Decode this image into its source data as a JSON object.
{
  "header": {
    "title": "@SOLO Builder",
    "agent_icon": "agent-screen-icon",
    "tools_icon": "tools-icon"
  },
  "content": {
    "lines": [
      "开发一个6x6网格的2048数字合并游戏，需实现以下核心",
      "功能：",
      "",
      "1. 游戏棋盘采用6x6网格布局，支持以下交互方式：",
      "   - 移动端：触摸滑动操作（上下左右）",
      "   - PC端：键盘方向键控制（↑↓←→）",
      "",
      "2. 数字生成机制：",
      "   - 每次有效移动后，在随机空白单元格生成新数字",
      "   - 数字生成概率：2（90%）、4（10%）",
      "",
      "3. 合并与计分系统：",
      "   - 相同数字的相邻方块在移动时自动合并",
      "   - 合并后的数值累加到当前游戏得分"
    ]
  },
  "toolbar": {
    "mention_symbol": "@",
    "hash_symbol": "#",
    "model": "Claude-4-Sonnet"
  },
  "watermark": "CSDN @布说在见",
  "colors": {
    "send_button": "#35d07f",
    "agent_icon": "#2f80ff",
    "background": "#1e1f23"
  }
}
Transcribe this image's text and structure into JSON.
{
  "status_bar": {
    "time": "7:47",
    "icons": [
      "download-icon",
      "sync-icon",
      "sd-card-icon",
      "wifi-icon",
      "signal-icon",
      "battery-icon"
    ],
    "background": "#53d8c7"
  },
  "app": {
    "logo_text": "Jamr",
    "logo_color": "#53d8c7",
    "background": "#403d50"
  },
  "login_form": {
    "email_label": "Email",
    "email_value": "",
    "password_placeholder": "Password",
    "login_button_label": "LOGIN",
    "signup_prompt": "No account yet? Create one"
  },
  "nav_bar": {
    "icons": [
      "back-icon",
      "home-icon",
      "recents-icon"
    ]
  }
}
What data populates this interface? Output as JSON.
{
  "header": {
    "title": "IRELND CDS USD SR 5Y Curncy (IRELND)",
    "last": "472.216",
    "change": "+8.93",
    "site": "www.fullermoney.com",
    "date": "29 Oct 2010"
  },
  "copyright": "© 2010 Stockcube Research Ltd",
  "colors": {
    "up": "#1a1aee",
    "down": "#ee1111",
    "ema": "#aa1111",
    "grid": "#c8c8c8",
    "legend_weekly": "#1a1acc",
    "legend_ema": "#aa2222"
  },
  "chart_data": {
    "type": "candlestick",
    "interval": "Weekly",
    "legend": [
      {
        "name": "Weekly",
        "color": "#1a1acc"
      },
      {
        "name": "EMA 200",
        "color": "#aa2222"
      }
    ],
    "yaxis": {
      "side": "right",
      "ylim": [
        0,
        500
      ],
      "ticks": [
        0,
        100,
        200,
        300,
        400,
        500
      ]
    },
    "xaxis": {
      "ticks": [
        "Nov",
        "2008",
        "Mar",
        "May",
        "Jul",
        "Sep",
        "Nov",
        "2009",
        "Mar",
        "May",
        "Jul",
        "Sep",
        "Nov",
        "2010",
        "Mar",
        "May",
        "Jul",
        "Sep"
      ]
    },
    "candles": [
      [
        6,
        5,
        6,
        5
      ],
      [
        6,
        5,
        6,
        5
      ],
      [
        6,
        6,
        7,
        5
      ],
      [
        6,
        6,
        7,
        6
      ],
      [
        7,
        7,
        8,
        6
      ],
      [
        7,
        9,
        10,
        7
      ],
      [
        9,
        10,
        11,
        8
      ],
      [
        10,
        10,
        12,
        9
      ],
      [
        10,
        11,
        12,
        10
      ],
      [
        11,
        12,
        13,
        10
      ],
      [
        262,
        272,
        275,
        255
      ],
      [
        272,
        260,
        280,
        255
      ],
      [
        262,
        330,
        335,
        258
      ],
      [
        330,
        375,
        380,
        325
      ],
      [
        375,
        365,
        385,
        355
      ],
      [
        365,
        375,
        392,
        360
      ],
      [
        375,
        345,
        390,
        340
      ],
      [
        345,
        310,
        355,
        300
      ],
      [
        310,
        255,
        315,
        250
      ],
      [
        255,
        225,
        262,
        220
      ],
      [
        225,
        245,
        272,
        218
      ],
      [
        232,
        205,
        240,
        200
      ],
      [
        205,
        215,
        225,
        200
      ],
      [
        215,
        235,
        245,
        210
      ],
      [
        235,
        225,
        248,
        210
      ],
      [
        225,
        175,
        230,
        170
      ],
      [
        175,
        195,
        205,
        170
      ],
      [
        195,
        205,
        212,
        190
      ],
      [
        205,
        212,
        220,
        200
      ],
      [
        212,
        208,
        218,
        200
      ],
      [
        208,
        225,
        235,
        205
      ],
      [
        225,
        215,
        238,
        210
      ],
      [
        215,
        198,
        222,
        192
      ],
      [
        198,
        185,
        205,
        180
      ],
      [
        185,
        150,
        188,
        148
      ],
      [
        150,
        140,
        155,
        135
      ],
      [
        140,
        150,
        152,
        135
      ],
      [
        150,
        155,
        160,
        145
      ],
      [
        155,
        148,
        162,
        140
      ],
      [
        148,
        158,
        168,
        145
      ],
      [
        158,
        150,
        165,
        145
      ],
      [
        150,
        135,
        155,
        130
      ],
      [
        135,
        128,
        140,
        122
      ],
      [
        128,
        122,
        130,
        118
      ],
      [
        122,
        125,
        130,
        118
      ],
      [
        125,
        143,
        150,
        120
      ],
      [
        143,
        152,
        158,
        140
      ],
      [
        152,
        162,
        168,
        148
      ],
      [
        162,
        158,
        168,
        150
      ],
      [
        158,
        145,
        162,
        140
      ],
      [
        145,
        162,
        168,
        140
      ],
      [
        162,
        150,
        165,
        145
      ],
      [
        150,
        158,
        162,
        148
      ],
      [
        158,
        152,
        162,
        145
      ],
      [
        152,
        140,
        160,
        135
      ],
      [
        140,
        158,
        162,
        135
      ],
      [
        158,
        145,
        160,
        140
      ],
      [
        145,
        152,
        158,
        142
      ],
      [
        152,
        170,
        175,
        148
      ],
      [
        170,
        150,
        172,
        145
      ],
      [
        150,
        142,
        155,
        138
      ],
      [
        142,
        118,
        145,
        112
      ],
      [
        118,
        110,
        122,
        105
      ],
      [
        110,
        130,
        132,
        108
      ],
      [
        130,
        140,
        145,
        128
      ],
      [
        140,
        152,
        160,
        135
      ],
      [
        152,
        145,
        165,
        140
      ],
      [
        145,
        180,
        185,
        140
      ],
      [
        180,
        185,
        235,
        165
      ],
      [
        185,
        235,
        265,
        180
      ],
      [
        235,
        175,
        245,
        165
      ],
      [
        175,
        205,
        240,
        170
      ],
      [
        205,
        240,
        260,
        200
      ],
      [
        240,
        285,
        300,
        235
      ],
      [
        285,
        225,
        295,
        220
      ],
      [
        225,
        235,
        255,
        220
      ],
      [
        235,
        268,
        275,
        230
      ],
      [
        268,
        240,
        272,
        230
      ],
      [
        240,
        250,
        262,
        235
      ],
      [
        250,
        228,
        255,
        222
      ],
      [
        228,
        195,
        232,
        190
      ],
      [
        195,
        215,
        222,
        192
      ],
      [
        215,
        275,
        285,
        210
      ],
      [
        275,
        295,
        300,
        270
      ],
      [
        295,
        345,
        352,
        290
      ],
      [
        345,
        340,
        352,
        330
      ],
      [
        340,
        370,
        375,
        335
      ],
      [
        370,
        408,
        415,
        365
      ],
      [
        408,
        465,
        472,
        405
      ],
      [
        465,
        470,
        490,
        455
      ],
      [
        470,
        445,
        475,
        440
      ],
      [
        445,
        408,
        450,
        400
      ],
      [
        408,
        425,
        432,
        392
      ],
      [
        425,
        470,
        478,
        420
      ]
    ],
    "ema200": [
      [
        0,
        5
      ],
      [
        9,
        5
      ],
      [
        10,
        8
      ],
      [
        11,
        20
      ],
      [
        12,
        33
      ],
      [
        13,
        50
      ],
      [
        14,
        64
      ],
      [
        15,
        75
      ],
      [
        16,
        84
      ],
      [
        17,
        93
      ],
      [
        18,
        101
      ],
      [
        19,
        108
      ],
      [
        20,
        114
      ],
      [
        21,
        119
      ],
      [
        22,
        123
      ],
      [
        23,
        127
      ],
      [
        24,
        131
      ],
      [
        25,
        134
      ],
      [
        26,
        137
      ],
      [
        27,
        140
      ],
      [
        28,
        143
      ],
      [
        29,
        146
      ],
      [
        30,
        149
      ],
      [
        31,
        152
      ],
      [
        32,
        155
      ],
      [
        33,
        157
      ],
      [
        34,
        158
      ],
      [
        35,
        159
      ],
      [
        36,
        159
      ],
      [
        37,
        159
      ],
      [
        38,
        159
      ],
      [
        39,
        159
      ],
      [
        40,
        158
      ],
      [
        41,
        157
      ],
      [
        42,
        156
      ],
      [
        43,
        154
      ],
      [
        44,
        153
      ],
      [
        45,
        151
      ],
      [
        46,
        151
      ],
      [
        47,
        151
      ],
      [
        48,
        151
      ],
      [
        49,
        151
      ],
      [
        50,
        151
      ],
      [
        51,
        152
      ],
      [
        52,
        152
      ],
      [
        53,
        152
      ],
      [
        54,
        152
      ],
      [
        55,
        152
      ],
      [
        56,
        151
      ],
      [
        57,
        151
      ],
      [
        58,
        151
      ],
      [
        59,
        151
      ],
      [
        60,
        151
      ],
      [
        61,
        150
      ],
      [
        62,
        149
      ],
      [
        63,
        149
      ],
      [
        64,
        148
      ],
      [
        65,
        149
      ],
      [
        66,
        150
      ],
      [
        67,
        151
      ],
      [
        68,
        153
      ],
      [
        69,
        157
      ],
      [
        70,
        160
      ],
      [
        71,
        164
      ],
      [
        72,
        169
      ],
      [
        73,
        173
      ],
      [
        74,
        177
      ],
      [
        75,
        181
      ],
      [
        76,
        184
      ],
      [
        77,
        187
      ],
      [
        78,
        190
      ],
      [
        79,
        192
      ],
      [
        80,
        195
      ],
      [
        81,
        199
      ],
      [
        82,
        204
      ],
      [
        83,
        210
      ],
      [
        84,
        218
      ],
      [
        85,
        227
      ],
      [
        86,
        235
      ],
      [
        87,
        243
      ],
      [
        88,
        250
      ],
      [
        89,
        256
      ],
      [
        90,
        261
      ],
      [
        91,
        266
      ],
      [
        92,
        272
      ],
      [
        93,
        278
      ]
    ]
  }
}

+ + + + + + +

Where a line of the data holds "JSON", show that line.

Decode this image into its source data as a JSON object.
Transcribe this image's text and structure into JSON.
What data populates this interface? Output as JSON.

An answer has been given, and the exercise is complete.